> [Component data from apps and pages]:
-*-*-

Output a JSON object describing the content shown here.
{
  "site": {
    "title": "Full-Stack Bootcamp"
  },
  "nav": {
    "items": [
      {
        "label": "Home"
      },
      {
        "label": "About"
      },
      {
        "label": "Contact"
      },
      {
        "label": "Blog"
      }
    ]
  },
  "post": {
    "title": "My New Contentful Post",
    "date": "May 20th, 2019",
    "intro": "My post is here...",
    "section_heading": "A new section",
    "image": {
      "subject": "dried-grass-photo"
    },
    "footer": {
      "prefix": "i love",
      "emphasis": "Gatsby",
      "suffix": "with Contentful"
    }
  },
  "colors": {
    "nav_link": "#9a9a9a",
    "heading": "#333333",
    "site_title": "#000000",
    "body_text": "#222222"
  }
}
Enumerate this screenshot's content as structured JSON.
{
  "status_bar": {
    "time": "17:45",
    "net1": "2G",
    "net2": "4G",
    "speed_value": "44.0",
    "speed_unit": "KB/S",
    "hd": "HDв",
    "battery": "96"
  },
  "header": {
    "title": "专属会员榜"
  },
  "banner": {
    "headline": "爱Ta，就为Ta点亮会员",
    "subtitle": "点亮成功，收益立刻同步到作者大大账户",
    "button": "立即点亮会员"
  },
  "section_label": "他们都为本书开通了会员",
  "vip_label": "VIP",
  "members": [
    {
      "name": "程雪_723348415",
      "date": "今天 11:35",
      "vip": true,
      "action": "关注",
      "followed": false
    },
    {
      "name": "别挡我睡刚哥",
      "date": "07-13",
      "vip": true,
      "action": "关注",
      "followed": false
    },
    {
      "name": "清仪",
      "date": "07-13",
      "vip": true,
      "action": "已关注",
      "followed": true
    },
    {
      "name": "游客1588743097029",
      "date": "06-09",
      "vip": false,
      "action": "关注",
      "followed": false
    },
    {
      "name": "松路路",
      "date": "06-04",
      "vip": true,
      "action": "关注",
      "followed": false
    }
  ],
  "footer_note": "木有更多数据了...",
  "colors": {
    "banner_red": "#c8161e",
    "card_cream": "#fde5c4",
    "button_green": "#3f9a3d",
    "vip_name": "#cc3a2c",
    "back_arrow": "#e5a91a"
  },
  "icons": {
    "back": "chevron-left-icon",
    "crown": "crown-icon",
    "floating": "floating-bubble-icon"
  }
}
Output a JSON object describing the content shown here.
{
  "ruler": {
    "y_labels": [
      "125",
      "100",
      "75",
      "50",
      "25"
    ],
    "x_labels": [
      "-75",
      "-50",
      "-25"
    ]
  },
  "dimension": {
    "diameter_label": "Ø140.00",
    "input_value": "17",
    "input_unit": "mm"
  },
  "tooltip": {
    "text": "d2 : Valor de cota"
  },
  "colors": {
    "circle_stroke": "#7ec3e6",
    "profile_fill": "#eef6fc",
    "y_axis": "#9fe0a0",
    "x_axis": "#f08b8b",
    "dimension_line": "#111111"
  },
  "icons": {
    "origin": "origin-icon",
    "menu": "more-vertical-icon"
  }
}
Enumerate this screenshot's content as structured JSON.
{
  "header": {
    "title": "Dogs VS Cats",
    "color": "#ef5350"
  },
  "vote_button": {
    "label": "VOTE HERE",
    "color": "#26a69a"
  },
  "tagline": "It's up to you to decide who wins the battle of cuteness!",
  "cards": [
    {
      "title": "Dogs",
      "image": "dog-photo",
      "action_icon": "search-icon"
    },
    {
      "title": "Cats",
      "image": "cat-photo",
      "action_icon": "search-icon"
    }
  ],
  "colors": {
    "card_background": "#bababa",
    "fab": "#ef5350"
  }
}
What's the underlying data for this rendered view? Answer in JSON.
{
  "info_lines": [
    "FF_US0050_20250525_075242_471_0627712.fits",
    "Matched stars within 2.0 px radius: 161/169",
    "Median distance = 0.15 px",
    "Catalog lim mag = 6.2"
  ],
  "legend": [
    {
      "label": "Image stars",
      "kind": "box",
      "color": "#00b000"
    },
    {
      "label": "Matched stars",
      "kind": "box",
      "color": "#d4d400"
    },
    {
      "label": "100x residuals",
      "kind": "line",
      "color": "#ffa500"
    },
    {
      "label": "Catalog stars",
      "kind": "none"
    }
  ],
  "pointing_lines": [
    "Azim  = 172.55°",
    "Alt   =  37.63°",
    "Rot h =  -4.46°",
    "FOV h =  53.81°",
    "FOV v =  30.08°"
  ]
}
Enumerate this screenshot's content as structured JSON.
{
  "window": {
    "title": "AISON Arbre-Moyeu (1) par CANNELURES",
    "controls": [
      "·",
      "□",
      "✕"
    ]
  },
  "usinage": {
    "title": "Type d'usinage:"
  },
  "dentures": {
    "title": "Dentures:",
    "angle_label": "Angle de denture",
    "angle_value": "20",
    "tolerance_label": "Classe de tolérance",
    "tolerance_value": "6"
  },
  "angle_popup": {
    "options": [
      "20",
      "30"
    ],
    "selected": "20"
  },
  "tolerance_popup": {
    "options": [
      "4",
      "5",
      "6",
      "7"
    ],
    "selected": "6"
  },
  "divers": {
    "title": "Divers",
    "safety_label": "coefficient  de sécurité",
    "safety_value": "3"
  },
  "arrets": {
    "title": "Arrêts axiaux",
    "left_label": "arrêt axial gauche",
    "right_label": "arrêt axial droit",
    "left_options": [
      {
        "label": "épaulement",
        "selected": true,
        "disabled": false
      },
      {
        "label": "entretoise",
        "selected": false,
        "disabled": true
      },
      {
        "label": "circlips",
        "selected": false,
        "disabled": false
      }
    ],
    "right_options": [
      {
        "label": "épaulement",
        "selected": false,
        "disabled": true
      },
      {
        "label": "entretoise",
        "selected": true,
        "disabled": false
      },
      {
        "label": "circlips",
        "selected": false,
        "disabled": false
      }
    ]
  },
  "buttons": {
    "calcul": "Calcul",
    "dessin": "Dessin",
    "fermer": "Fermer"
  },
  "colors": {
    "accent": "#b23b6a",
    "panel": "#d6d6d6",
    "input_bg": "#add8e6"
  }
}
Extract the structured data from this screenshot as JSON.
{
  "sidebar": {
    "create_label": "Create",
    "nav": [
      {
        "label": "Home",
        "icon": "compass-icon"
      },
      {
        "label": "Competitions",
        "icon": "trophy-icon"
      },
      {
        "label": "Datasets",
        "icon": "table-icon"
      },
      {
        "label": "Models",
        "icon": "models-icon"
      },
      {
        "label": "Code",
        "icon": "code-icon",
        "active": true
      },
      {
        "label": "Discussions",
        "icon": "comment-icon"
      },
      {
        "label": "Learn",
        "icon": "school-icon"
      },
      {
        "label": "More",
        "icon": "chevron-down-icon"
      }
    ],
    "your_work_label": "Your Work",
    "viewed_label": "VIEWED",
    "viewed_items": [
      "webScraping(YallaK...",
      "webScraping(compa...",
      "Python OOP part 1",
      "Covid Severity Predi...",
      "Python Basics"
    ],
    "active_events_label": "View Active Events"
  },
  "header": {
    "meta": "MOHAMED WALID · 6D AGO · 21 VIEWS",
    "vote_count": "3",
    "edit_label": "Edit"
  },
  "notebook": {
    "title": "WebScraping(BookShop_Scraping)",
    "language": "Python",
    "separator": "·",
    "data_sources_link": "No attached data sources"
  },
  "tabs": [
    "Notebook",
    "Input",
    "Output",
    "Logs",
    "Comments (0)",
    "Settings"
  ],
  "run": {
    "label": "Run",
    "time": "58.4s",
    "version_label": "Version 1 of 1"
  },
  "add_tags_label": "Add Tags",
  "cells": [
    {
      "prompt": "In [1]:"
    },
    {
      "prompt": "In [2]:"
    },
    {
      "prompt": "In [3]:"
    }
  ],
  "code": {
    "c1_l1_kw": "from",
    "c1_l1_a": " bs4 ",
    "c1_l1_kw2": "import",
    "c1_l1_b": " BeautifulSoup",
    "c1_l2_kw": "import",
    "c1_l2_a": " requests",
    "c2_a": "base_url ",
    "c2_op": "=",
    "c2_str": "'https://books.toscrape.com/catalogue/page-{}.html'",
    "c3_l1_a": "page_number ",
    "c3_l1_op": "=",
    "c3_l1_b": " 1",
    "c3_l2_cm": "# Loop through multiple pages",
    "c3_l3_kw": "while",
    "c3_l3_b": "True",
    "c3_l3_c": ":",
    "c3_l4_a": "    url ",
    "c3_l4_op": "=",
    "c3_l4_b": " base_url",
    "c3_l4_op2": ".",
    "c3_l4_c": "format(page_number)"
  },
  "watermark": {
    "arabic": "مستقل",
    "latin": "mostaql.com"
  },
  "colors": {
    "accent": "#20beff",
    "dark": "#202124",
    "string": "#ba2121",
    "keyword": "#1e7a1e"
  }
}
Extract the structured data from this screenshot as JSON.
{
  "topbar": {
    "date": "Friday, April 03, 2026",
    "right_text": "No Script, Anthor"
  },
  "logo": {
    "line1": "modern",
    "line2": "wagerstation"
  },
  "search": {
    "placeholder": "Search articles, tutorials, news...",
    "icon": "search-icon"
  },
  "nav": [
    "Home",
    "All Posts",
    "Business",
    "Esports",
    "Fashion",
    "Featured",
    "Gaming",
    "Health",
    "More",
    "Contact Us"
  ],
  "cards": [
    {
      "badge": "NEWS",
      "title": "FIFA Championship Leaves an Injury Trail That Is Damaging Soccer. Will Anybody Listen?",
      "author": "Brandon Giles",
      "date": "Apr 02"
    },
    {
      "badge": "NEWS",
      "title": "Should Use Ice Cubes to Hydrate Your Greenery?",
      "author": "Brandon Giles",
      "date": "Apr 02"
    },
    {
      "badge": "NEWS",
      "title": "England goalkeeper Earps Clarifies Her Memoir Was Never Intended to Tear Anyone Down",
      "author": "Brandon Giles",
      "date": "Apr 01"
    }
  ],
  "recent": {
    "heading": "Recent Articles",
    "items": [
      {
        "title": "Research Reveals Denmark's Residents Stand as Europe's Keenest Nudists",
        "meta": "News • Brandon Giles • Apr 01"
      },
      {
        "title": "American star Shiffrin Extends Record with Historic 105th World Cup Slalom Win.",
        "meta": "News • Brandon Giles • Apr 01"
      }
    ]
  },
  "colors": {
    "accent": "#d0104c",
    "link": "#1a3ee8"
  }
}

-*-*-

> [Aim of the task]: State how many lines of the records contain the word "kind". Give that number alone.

> [Your response]: 4